- ABOUT THIS TASK -
Your response should contain every line from the data below that holds the string "released".
** THE DATA follows **
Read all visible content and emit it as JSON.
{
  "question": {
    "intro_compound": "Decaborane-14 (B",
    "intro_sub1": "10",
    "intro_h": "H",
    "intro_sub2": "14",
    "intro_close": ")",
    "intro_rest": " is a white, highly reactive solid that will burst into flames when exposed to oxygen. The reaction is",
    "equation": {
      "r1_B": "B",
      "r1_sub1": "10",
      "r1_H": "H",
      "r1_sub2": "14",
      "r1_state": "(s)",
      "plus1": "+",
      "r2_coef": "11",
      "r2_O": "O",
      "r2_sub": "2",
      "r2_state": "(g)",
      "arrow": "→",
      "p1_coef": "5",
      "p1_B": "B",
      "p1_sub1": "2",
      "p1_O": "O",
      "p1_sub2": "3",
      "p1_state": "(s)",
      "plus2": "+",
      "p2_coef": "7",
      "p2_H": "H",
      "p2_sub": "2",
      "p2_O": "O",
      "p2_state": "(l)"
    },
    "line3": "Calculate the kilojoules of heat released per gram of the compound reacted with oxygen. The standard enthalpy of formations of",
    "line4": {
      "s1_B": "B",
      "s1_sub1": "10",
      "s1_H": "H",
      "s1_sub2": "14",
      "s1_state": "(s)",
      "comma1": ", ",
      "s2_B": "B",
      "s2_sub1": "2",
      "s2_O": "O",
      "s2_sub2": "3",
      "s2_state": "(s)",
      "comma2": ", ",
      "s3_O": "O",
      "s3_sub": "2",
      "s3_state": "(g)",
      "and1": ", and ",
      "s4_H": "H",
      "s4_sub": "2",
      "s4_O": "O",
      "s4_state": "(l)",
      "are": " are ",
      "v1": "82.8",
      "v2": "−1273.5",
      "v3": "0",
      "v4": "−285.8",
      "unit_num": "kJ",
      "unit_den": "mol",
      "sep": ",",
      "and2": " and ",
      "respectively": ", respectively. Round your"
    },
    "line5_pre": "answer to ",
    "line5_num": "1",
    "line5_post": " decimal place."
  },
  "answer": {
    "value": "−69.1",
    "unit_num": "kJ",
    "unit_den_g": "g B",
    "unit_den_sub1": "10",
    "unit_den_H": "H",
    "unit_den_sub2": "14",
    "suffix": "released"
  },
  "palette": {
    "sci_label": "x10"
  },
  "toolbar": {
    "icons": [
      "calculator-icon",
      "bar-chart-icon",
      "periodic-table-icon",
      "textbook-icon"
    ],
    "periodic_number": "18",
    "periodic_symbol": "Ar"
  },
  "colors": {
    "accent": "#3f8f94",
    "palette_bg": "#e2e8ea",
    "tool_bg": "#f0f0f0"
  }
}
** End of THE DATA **
- COMPLETED TASK -
    "line3": "Calculate the kilojoules of heat released per gram of the compound reacted with oxygen. The standard enthalpy of formations of",
    "suffix": "released"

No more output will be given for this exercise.